Health benefits: It has been known to increase milk in the breasts, curb histamine to fight coughs, protect wounds against becoming septic, and is very good for the heart. Furthermore, this essential oil cures spasms and cramps, removes excess gas, promotes digestion, maintains stomach health, fights infections, increases urination and helps remove toxins from body. Finally, it regulates menstrual cycles, cures coughs, increases appetite, contracts gums and muscles, kills insects, stimulates secretions, and generally increases overall health.
IMPORTANT DISCLAIMER: None of the health topics presented on Sustainable Baby Steps have been evaluated or approved by the FDA. They should not replace personal judgment nor medical treatment when indicated, nor are they intended to diagnose, treat, cure, or prevent any disease. Always talk to your naturopathic physician about the use of these or any other complimentary modalities. Reading this website denotes your understanding and agreement to our full disclaimer.
What are essential oils good for?

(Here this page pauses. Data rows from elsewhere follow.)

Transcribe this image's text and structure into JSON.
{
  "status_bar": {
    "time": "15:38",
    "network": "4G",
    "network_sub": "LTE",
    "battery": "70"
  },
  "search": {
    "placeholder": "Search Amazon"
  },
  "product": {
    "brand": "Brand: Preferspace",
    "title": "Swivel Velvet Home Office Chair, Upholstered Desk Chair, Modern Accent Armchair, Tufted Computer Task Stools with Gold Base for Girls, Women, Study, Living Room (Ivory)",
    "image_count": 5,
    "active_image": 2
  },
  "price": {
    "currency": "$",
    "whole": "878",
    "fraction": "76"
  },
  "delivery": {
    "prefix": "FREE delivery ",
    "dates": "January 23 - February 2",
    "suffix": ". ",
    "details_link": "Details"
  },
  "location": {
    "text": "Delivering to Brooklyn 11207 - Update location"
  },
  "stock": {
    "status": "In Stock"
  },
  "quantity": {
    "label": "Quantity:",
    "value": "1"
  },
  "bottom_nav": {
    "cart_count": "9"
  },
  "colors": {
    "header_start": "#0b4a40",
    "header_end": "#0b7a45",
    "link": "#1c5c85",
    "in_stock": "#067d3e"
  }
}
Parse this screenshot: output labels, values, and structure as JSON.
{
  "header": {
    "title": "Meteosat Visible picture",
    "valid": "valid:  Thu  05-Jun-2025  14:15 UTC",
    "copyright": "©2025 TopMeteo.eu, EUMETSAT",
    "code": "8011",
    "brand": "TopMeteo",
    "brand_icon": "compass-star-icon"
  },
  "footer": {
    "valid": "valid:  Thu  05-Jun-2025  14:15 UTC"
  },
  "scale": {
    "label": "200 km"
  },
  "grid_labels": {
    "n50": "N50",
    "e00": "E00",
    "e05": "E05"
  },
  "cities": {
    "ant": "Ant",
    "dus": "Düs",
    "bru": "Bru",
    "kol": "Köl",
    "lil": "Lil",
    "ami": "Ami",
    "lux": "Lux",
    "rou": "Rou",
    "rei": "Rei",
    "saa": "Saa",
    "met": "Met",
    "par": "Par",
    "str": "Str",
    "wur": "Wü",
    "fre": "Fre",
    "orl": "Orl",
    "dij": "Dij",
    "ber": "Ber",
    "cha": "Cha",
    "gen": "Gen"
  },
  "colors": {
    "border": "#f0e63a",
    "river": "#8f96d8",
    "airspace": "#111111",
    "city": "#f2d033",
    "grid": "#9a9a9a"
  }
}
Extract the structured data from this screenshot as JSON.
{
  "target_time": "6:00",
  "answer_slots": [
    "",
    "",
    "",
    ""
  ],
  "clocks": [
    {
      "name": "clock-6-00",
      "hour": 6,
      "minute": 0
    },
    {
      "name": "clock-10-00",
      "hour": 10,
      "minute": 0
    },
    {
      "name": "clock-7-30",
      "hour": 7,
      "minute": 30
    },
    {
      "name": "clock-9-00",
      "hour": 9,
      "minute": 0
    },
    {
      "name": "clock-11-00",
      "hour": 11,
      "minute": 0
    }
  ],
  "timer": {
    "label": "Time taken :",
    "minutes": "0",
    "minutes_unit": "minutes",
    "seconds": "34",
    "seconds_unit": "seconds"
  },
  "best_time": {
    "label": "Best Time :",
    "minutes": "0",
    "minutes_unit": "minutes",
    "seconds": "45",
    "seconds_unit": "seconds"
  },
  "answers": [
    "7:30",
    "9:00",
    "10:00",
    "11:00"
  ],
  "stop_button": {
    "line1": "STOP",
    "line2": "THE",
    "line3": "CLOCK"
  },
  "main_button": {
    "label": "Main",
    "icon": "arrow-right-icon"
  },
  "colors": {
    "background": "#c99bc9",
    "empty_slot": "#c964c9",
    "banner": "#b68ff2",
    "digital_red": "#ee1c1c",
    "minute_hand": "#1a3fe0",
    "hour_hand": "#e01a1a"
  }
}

Well, here are the many oils uses for your body (including oral, hair and skin care), general health (such as for allergies, digestion and sleep), the home (DIY all-purpose cleaner, mold killer, etc.) and recipes (including with healthy foods, drinks and sweets!). And see my handy essential oils uses chart to tell you exactly how much of each oil to utilize.
Health benefits: It has been commonly used to treat rheumatism and arthritis, tighten gums and muscles, as well as helping to stop hair loss. It reduces the chances of hemorrhage, increases urination and removal of toxins, relieves obstructed menstruation and regulates the cycle, expels phlegm & catarrh, repels insects, lightens skin tone, stimulates systemic functions, and generally tones up the body.
Soothe burns and sunburns. Put two to three drops of lavender oil on a minor burn to help relieve the pain. Applied quickly enough, it should stop the burn from blistering as well. Keep a bottle of lavender oil in the kitchen for those burned fingers. Dilute it as described below and apply to sunburns to relieve pain and hasten healing time. Lavender oil is also wonderful mixed with a little organic Aloe vera gel and applied to the skin after sun exposure.
What is an essential oil? Typically created through the process of distillation — which separates the oil and water-based compounds of a plant by steaming — they are highly concentrated oils that have a strong aroma. In fact, sometimes they are called volatile aromatic oils because of their high concentration of the aromatic compounds. (1) They also are simply called aromatherapy oils.